In 2004, though, Aero Continente had its approval to operate into the United States withdrawn by the Office of Foreign Assets Control of the United States Treasury, as its founder and key person, Fernando Zervallos, had been included in a list of the ten most wanted crime bosses of the illegal drug trade (Specially Designated Nationals). Thus, Aero Continente lost its insurance protection, as Global Aerospace, a partly US-based company that was responsible for this matter, was forced to cease its involvement with the airline. It was also unable to buy spare parts for its mostly US-built fleet. Consequently, all flight operations were ceased on 12 July of that year.

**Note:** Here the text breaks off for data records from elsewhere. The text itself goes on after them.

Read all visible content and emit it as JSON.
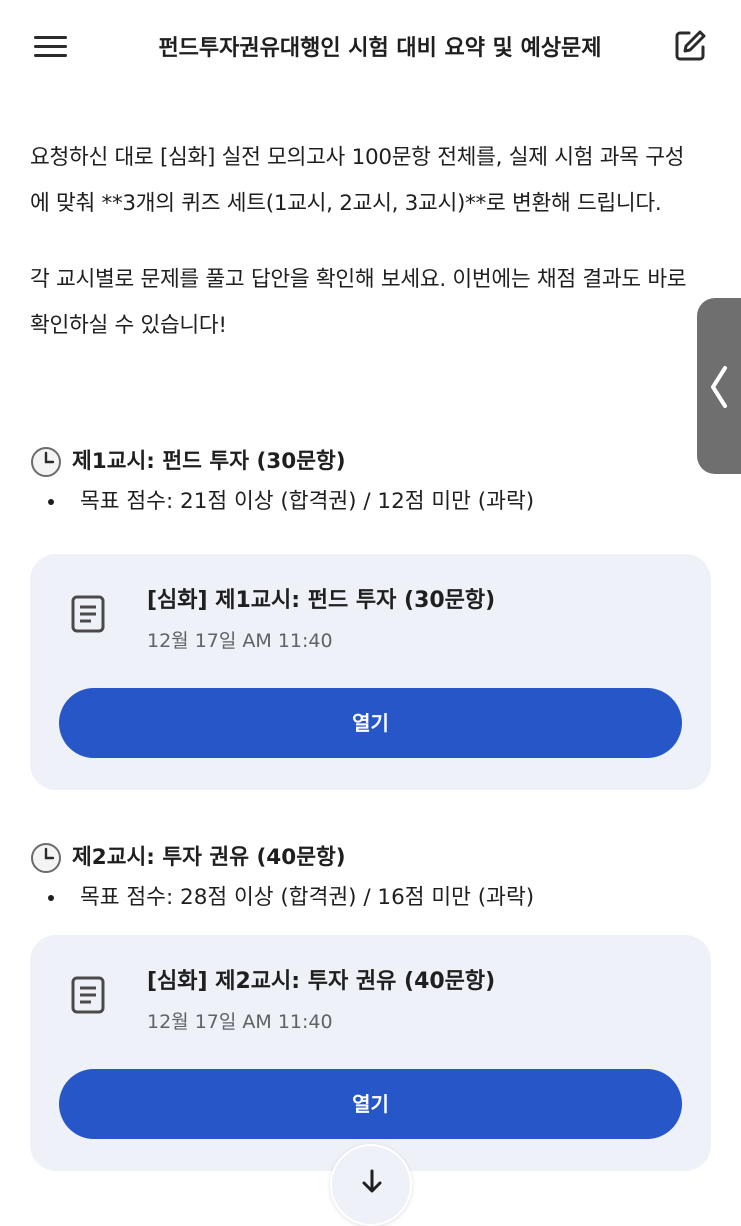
{
  "header": {
    "title": "펀드투자권유대행인 시험 대비 요약 및 예상문제"
  },
  "intro": {
    "paragraph1": "요청하신 대로 [심화] 실전 모의고사 100문항 전체를, 실제 시험 과목 구성에 맞춰 **3개의 퀴즈 세트(1교시, 2교시, 3교시)**로 변환해 드립니다.",
    "paragraph2": "각 교시별로 문제를 풀고 답안을 확인해 보세요. 이번에는 채점 결과도 바로 확인하실 수 있습니다!"
  },
  "sessions": [
    {
      "heading": "제1교시: 펀드 투자 (30문항)",
      "target": "목표 점수: 21점 이상 (합격권) / 12점 미만 (과락)",
      "card": {
        "title": "[심화] 제1교시: 펀드 투자 (30문항)",
        "timestamp": "12월 17일 AM 11:40",
        "button_label": "열기"
      }
    },
    {
      "heading": "제2교시: 투자 권유 (40문항)",
      "target": "목표 점수: 28점 이상 (합격권) / 16점 미만 (과락)",
      "card": {
        "title": "[심화] 제2교시: 투자 권유 (40문항)",
        "timestamp": "12월 17일 AM 11:40",
        "button_label": "열기"
      }
    }
  ],
  "icons": {
    "menu": "hamburger-menu-icon",
    "edit": "edit-icon",
    "clock": "clock-icon",
    "document": "document-icon",
    "side_tab": "chevron-left-icon",
    "scroll": "arrow-down-icon"
  },
  "colors": {
    "accent": "#2756c9",
    "card_background": "#eef1f7",
    "side_tab": "#6f6f6f"
  }
}
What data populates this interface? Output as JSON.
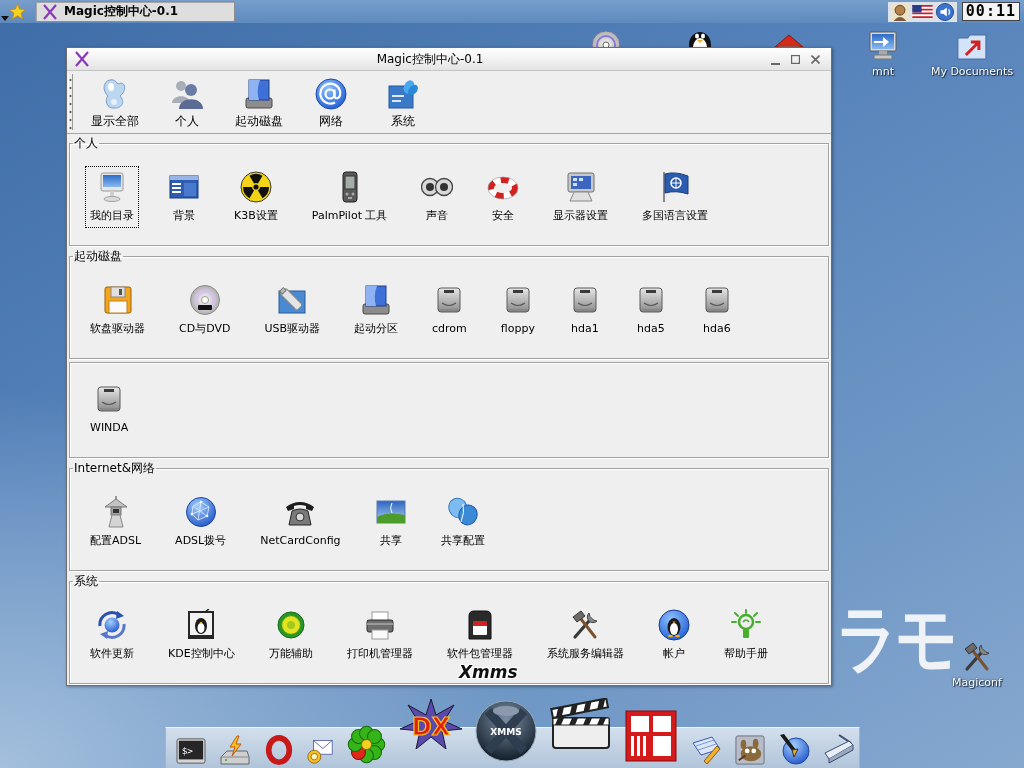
{
  "taskbar": {
    "tasks": [
      {
        "title": "Magic控制中心-0.1",
        "selected": true
      }
    ],
    "clock": "00:11"
  },
  "desktop": {
    "wallpaper_text": "ラモ",
    "icons": [
      {
        "kind": "cd"
      },
      {
        "kind": "tux"
      },
      {
        "kind": "house"
      },
      {
        "kind": "netmonitor",
        "label": "mnt"
      },
      {
        "kind": "folder",
        "label": "My Documents"
      },
      {
        "kind": "tools",
        "label": "Magiconf"
      }
    ]
  },
  "window": {
    "title": "Magic控制中心-0.1",
    "toolbar": [
      {
        "kind": "crystal",
        "label": "显示全部"
      },
      {
        "kind": "people",
        "label": "个人"
      },
      {
        "kind": "bootdisk",
        "label": "起动磁盘"
      },
      {
        "kind": "at",
        "label": "网络"
      },
      {
        "kind": "logobox",
        "label": "系统"
      }
    ],
    "sections": [
      {
        "title": "个人",
        "items": [
          {
            "kind": "imac",
            "label": "我的目录",
            "selected": true
          },
          {
            "kind": "window",
            "label": "背景",
            "selected": false
          },
          {
            "kind": "radiation",
            "label": "K3B设置",
            "selected": false
          },
          {
            "kind": "pda",
            "label": "PalmPilot 工具",
            "selected": false
          },
          {
            "kind": "speakers",
            "label": "声音",
            "selected": false
          },
          {
            "kind": "lifebuoy",
            "label": "安全",
            "selected": false
          },
          {
            "kind": "display",
            "label": "显示器设置",
            "selected": false
          },
          {
            "kind": "flag",
            "label": "多国语言设置",
            "selected": false
          }
        ]
      },
      {
        "title": "起动磁盘",
        "items": [
          {
            "kind": "floppy",
            "label": "软盘驱动器",
            "selected": false
          },
          {
            "kind": "dvd",
            "label": "CD与DVD",
            "selected": false
          },
          {
            "kind": "usb",
            "label": "USB驱动器",
            "selected": false
          },
          {
            "kind": "bootdisk",
            "label": "起动分区",
            "selected": false
          },
          {
            "kind": "hdd",
            "label": "cdrom",
            "selected": false
          },
          {
            "kind": "hdd",
            "label": "floppy",
            "selected": false
          },
          {
            "kind": "hdd",
            "label": "hda1",
            "selected": false
          },
          {
            "kind": "hdd",
            "label": "hda5",
            "selected": false
          },
          {
            "kind": "hdd",
            "label": "hda6",
            "selected": false
          }
        ]
      },
      {
        "items": [
          {
            "kind": "hdd",
            "label": "WINDA",
            "selected": false
          }
        ]
      },
      {
        "title": "Internet&网络",
        "items": [
          {
            "kind": "lantern",
            "label": "配置ADSL",
            "selected": false
          },
          {
            "kind": "globe",
            "label": "ADSL拨号",
            "selected": false
          },
          {
            "kind": "telephone",
            "label": "NetCardConfig",
            "selected": false
          },
          {
            "kind": "landscape",
            "label": "共享",
            "selected": false
          },
          {
            "kind": "butterfly",
            "label": "共享配置",
            "selected": false
          }
        ]
      },
      {
        "title": "系统",
        "items": [
          {
            "kind": "refresh",
            "label": "软件更新",
            "selected": false
          },
          {
            "kind": "kdepanel",
            "label": "KDE控制中心",
            "selected": false
          },
          {
            "kind": "flower",
            "label": "万能辅助",
            "selected": false
          },
          {
            "kind": "printer",
            "label": "打印机管理器",
            "selected": false
          },
          {
            "kind": "cartridge",
            "label": "软件包管理器",
            "selected": false
          },
          {
            "kind": "tools",
            "label": "系统服务编辑器",
            "selected": false
          },
          {
            "kind": "penguin",
            "label": "帐户",
            "selected": false
          },
          {
            "kind": "lightbulb",
            "label": "帮助手册",
            "selected": false
          }
        ]
      }
    ]
  },
  "dock": {
    "tooltip": "Xmms",
    "items": [
      {
        "kind": "terminal",
        "text": "$>"
      },
      {
        "kind": "flashdrive"
      },
      {
        "kind": "ring"
      },
      {
        "kind": "mail"
      },
      {
        "kind": "icq"
      },
      {
        "kind": "starlogo",
        "text": "DX"
      },
      {
        "kind": "sphere",
        "text": "XMMS"
      },
      {
        "kind": "clapper"
      },
      {
        "kind": "tilelogo"
      },
      {
        "kind": "notepad"
      },
      {
        "kind": "mascot"
      },
      {
        "kind": "penglobe"
      },
      {
        "kind": "scanner"
      }
    ]
  }
}
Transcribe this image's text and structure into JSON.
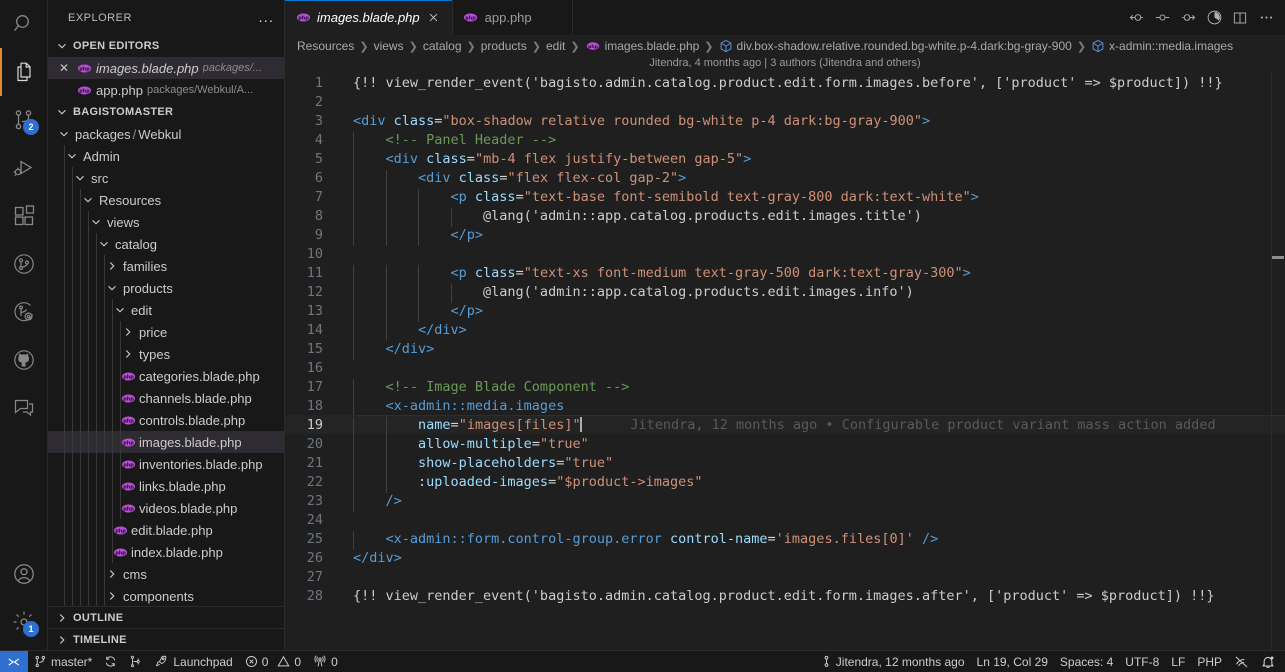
{
  "activity_bar": {
    "top_items": [
      {
        "name": "search-icon",
        "tooltip": "Search",
        "active": false,
        "badge": null
      },
      {
        "name": "explorer-icon",
        "tooltip": "Explorer",
        "active": true,
        "badge": null
      },
      {
        "name": "source-control-icon",
        "tooltip": "Source Control",
        "active": false,
        "badge": "2"
      },
      {
        "name": "run-and-debug-icon",
        "tooltip": "Run and Debug",
        "active": false,
        "badge": null
      },
      {
        "name": "extensions-icon",
        "tooltip": "Extensions",
        "active": false,
        "badge": null
      },
      {
        "name": "git-graph-icon",
        "tooltip": "Git Graph",
        "active": false,
        "badge": null
      },
      {
        "name": "git-lens-icon",
        "tooltip": "GitLens",
        "active": false,
        "badge": null
      },
      {
        "name": "github-icon",
        "tooltip": "GitHub",
        "active": false,
        "badge": null
      },
      {
        "name": "comments-icon",
        "tooltip": "Comments",
        "active": false,
        "badge": null
      }
    ],
    "bottom_items": [
      {
        "name": "account-icon",
        "tooltip": "Accounts",
        "badge": null
      },
      {
        "name": "settings-gear-icon",
        "tooltip": "Manage",
        "badge": "1"
      }
    ]
  },
  "sidebar": {
    "title": "EXPLORER",
    "more_actions_label": "...",
    "open_editors": {
      "label": "OPEN EDITORS",
      "expanded": true,
      "items": [
        {
          "name": "images.blade.php",
          "description": "packages/...",
          "selected": true,
          "dirty": false,
          "close_glyph": "✕",
          "italic": true
        },
        {
          "name": "app.php",
          "description": "packages/Webkul/A...",
          "selected": false,
          "dirty": false,
          "close_glyph": "✕",
          "italic": false
        }
      ]
    },
    "workspace": {
      "label": "BAGISTOMASTER",
      "expanded": true,
      "tree": [
        {
          "label": "packages",
          "label2": "Webkul",
          "kind": "folder",
          "depth": 1,
          "expanded": true,
          "selected": false
        },
        {
          "label": "Admin",
          "kind": "folder",
          "depth": 2,
          "expanded": true,
          "selected": false
        },
        {
          "label": "src",
          "kind": "folder",
          "depth": 3,
          "expanded": true,
          "selected": false
        },
        {
          "label": "Resources",
          "kind": "folder",
          "depth": 4,
          "expanded": true,
          "selected": false
        },
        {
          "label": "views",
          "kind": "folder",
          "depth": 5,
          "expanded": true,
          "selected": false
        },
        {
          "label": "catalog",
          "kind": "folder",
          "depth": 6,
          "expanded": true,
          "selected": false
        },
        {
          "label": "families",
          "kind": "folder",
          "depth": 7,
          "expanded": false,
          "selected": false
        },
        {
          "label": "products",
          "kind": "folder",
          "depth": 7,
          "expanded": true,
          "selected": false
        },
        {
          "label": "edit",
          "kind": "folder",
          "depth": 8,
          "expanded": true,
          "selected": false
        },
        {
          "label": "price",
          "kind": "folder",
          "depth": 9,
          "expanded": false,
          "selected": false
        },
        {
          "label": "types",
          "kind": "folder",
          "depth": 9,
          "expanded": false,
          "selected": false
        },
        {
          "label": "categories.blade.php",
          "kind": "php",
          "depth": 9,
          "expanded": false,
          "selected": false
        },
        {
          "label": "channels.blade.php",
          "kind": "php",
          "depth": 9,
          "expanded": false,
          "selected": false
        },
        {
          "label": "controls.blade.php",
          "kind": "php",
          "depth": 9,
          "expanded": false,
          "selected": false
        },
        {
          "label": "images.blade.php",
          "kind": "php",
          "depth": 9,
          "expanded": false,
          "selected": true
        },
        {
          "label": "inventories.blade.php",
          "kind": "php",
          "depth": 9,
          "expanded": false,
          "selected": false
        },
        {
          "label": "links.blade.php",
          "kind": "php",
          "depth": 9,
          "expanded": false,
          "selected": false
        },
        {
          "label": "videos.blade.php",
          "kind": "php",
          "depth": 9,
          "expanded": false,
          "selected": false
        },
        {
          "label": "edit.blade.php",
          "kind": "php",
          "depth": 8,
          "expanded": false,
          "selected": false
        },
        {
          "label": "index.blade.php",
          "kind": "php",
          "depth": 8,
          "expanded": false,
          "selected": false
        },
        {
          "label": "cms",
          "kind": "folder",
          "depth": 7,
          "expanded": false,
          "selected": false
        },
        {
          "label": "components",
          "kind": "folder",
          "depth": 7,
          "expanded": false,
          "selected": false
        }
      ]
    },
    "collapsed_sections": [
      {
        "label": "OUTLINE"
      },
      {
        "label": "TIMELINE"
      }
    ]
  },
  "editor_tabs": [
    {
      "label": "images.blade.php",
      "icon": "php-icon",
      "active": true,
      "has_close": true,
      "italic": true
    },
    {
      "label": "app.php",
      "icon": "php-icon",
      "active": false,
      "has_close": false,
      "italic": false
    }
  ],
  "tabbar_actions": [
    {
      "name": "go-back-commit-icon"
    },
    {
      "name": "commit-dot-icon"
    },
    {
      "name": "go-forward-commit-icon"
    },
    {
      "name": "toggle-blame-icon"
    },
    {
      "name": "split-editor-icon"
    },
    {
      "name": "more-actions-icon"
    }
  ],
  "breadcrumbs": [
    {
      "label": "Resources",
      "icon": null
    },
    {
      "label": "views",
      "icon": null
    },
    {
      "label": "catalog",
      "icon": null
    },
    {
      "label": "products",
      "icon": null
    },
    {
      "label": "edit",
      "icon": null
    },
    {
      "label": "images.blade.php",
      "icon": "php-icon"
    },
    {
      "label": "div.box-shadow.relative.rounded.bg-white.p-4.dark:bg-gray-900",
      "icon": "symbol-cube-icon"
    },
    {
      "label": "x-admin::media.images",
      "icon": "symbol-cube-icon"
    }
  ],
  "blame_header": "Jitendra, 4 months ago | 3 authors (Jitendra and others)",
  "editor": {
    "inline_blame_line": 19,
    "inline_blame_text": "Jitendra, 12 months ago • Configurable product variant mass action added",
    "active_line": 19,
    "lines": [
      {
        "n": 1,
        "tokens": [
          {
            "t": "{!! view_render_event('bagisto.admin.catalog.product.edit.form.images.before', ['product' => $product]) !!}",
            "c": "t-punct"
          }
        ]
      },
      {
        "n": 2,
        "tokens": []
      },
      {
        "n": 3,
        "tokens": [
          {
            "t": "<div ",
            "c": "t-tag"
          },
          {
            "t": "class",
            "c": "t-attr"
          },
          {
            "t": "=",
            "c": "t-op"
          },
          {
            "t": "\"box-shadow relative rounded bg-white p-4 dark:bg-gray-900\"",
            "c": "t-string"
          },
          {
            "t": ">",
            "c": "t-tag"
          }
        ]
      },
      {
        "n": 4,
        "tokens": [
          {
            "t": "    <!-- Panel Header -->",
            "c": "t-comment"
          }
        ]
      },
      {
        "n": 5,
        "tokens": [
          {
            "t": "    <div ",
            "c": "t-tag"
          },
          {
            "t": "class",
            "c": "t-attr"
          },
          {
            "t": "=",
            "c": "t-op"
          },
          {
            "t": "\"mb-4 flex justify-between gap-5\"",
            "c": "t-string"
          },
          {
            "t": ">",
            "c": "t-tag"
          }
        ]
      },
      {
        "n": 6,
        "tokens": [
          {
            "t": "        <div ",
            "c": "t-tag"
          },
          {
            "t": "class",
            "c": "t-attr"
          },
          {
            "t": "=",
            "c": "t-op"
          },
          {
            "t": "\"flex flex-col gap-2\"",
            "c": "t-string"
          },
          {
            "t": ">",
            "c": "t-tag"
          }
        ]
      },
      {
        "n": 7,
        "tokens": [
          {
            "t": "            <p ",
            "c": "t-tag"
          },
          {
            "t": "class",
            "c": "t-attr"
          },
          {
            "t": "=",
            "c": "t-op"
          },
          {
            "t": "\"text-base font-semibold text-gray-800 dark:text-white\"",
            "c": "t-string"
          },
          {
            "t": ">",
            "c": "t-tag"
          }
        ]
      },
      {
        "n": 8,
        "tokens": [
          {
            "t": "                @lang('admin::app.catalog.products.edit.images.title')",
            "c": "t-punct"
          }
        ]
      },
      {
        "n": 9,
        "tokens": [
          {
            "t": "            </p>",
            "c": "t-tag"
          }
        ]
      },
      {
        "n": 10,
        "tokens": []
      },
      {
        "n": 11,
        "tokens": [
          {
            "t": "            <p ",
            "c": "t-tag"
          },
          {
            "t": "class",
            "c": "t-attr"
          },
          {
            "t": "=",
            "c": "t-op"
          },
          {
            "t": "\"text-xs font-medium text-gray-500 dark:text-gray-300\"",
            "c": "t-string"
          },
          {
            "t": ">",
            "c": "t-tag"
          }
        ]
      },
      {
        "n": 12,
        "tokens": [
          {
            "t": "                @lang('admin::app.catalog.products.edit.images.info')",
            "c": "t-punct"
          }
        ]
      },
      {
        "n": 13,
        "tokens": [
          {
            "t": "            </p>",
            "c": "t-tag"
          }
        ]
      },
      {
        "n": 14,
        "tokens": [
          {
            "t": "        </div>",
            "c": "t-tag"
          }
        ]
      },
      {
        "n": 15,
        "tokens": [
          {
            "t": "    </div>",
            "c": "t-tag"
          }
        ]
      },
      {
        "n": 16,
        "tokens": []
      },
      {
        "n": 17,
        "tokens": [
          {
            "t": "    <!-- Image Blade Component -->",
            "c": "t-comment"
          }
        ]
      },
      {
        "n": 18,
        "tokens": [
          {
            "t": "    <x-admin::media.images",
            "c": "t-tag"
          }
        ]
      },
      {
        "n": 19,
        "tokens": [
          {
            "t": "        name",
            "c": "t-attr"
          },
          {
            "t": "=",
            "c": "t-op"
          },
          {
            "t": "\"images[files]\"",
            "c": "t-string"
          }
        ]
      },
      {
        "n": 20,
        "tokens": [
          {
            "t": "        allow-multiple",
            "c": "t-attr"
          },
          {
            "t": "=",
            "c": "t-op"
          },
          {
            "t": "\"true\"",
            "c": "t-string"
          }
        ]
      },
      {
        "n": 21,
        "tokens": [
          {
            "t": "        show-placeholders",
            "c": "t-attr"
          },
          {
            "t": "=",
            "c": "t-op"
          },
          {
            "t": "\"true\"",
            "c": "t-string"
          }
        ]
      },
      {
        "n": 22,
        "tokens": [
          {
            "t": "        :uploaded-images",
            "c": "t-attr"
          },
          {
            "t": "=",
            "c": "t-op"
          },
          {
            "t": "\"$product->images\"",
            "c": "t-string"
          }
        ]
      },
      {
        "n": 23,
        "tokens": [
          {
            "t": "    />",
            "c": "t-tag"
          }
        ]
      },
      {
        "n": 24,
        "tokens": []
      },
      {
        "n": 25,
        "tokens": [
          {
            "t": "    <x-admin::form.control-group.error ",
            "c": "t-tag"
          },
          {
            "t": "control-name",
            "c": "t-attr"
          },
          {
            "t": "=",
            "c": "t-op"
          },
          {
            "t": "'images.files[0]'",
            "c": "t-string"
          },
          {
            "t": " />",
            "c": "t-tag"
          }
        ]
      },
      {
        "n": 26,
        "tokens": [
          {
            "t": "</div>",
            "c": "t-tag"
          }
        ]
      },
      {
        "n": 27,
        "tokens": []
      },
      {
        "n": 28,
        "tokens": [
          {
            "t": "{!! view_render_event('bagisto.admin.catalog.product.edit.form.images.after', ['product' => $product]) !!}",
            "c": "t-punct"
          }
        ]
      }
    ]
  },
  "status_bar": {
    "remote_label": "",
    "left_items": [
      {
        "name": "branch-status",
        "icon": "source-control-branch-icon",
        "label": "master*"
      },
      {
        "name": "sync-status",
        "icon": "sync-icon",
        "label": ""
      },
      {
        "name": "git-graph-status",
        "icon": "git-graph-icon",
        "label": ""
      },
      {
        "name": "launchpad-status",
        "icon": "launchpad-icon",
        "label": "Launchpad"
      },
      {
        "name": "problems-status",
        "icon": "errors-warnings-icon",
        "label": "0  0"
      },
      {
        "name": "ports-status",
        "icon": "radio-tower-icon",
        "label": "0"
      }
    ],
    "errors_count": "0",
    "warnings_count": "0",
    "ports_count": "0",
    "right_items": [
      {
        "name": "blame-status",
        "icon": "gitlens-icon",
        "label": "Jitendra, 12 months ago"
      },
      {
        "name": "cursor-position",
        "icon": null,
        "label": "Ln 19, Col 29"
      },
      {
        "name": "indentation",
        "icon": null,
        "label": "Spaces: 4"
      },
      {
        "name": "encoding",
        "icon": null,
        "label": "UTF-8"
      },
      {
        "name": "eol",
        "icon": null,
        "label": "LF"
      },
      {
        "name": "language-mode",
        "icon": null,
        "label": "PHP"
      },
      {
        "name": "prettier-status",
        "icon": "prettier-icon",
        "label": ""
      },
      {
        "name": "notifications",
        "icon": "bell-dot-icon",
        "label": ""
      }
    ]
  },
  "colors": {
    "activity_bar_bg": "#181818",
    "sidebar_bg": "#181818",
    "editor_bg": "#1f1f1f",
    "accent_blue": "#2f6fd0",
    "active_tab_border": "#0078d4",
    "php_icon": "#b84fd6",
    "selection_bg": "#2f2b33",
    "string": "#ce9178",
    "tag": "#569cd6",
    "attribute": "#9cdcfe",
    "comment": "#6a9955"
  }
}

In a comeback effort, the company reacted by changing its ownership structure and adopting the new name Nuevo Continente, but could not get rid of the allegations that it was involved in criminal activities. In 2005, Nuevo Continente had its airline licence revoked by the Peruvian authorities, officially due to safety concerns.
|British Aerospace Jetstream 31|
|Fokker F27 Friendship|
|Fokker F28 Fellowship||
|Lockheed L-1011 TriStar||
- Lima (Hub)
- Panama City-Tocumen
- Santiago de Chile
- Puerto Montt
- Punta Arenas
- La Paz
- Santa Cruz de la Sierra-Viru Viru
- Buenos Aires-Ezeiza
- Quito (Old Airport)
- Santo Domingo-Las Américas
Accidents and incidents
- In 1996, the airline became the center of a scandal after it became known that two teenagers rode in the cockpit of a flight from Lima to Tarapoto, after being instructed to do so by the flight attendants due to overbooking. This act was a flagrant violation of international air safety standards.
- On 13 December 2003 at 22:48 local time, the Boeing 737-200 (registered OB-1544-P) operating Aero Continente Flight 341 from Caracas to Lima belly-landed at Jorge Chavez International Airport because the pilots had forgotten about lowering the landing gear since they had to cope with a problem concerning the flaps. The aircraft was damaged beyond repair, but all 94 passengers and six crew on board survived the accident.
- List of Peruvian airlines at airlineupdate.com
- Sims, Calvin (8 June 1997). "Embassy Ban Rekindles Air-Safety Fears in Peru". The New York Times.
- History of Aero Continente Archived 2011-07-07 at the Wayback Machine (in Spanish)
- Aero Continente fleet list at airfleets.net
- Nuevo Continente fleet list at airfleets.net
- Information about Aero Continente and Nuevo Continente at the Aero Transport Database
- "Embassy Ban Rekindles Air-Safety Fears in Peru (Published 1997)". 1997-06-08. Retrieved 2023-08-16.
- Information about Flight 341 at the Aviation Safety Network
- Official report on Flight 341 (in Spanish)
- Media related to Nuevo Continente at Wikimedia Commons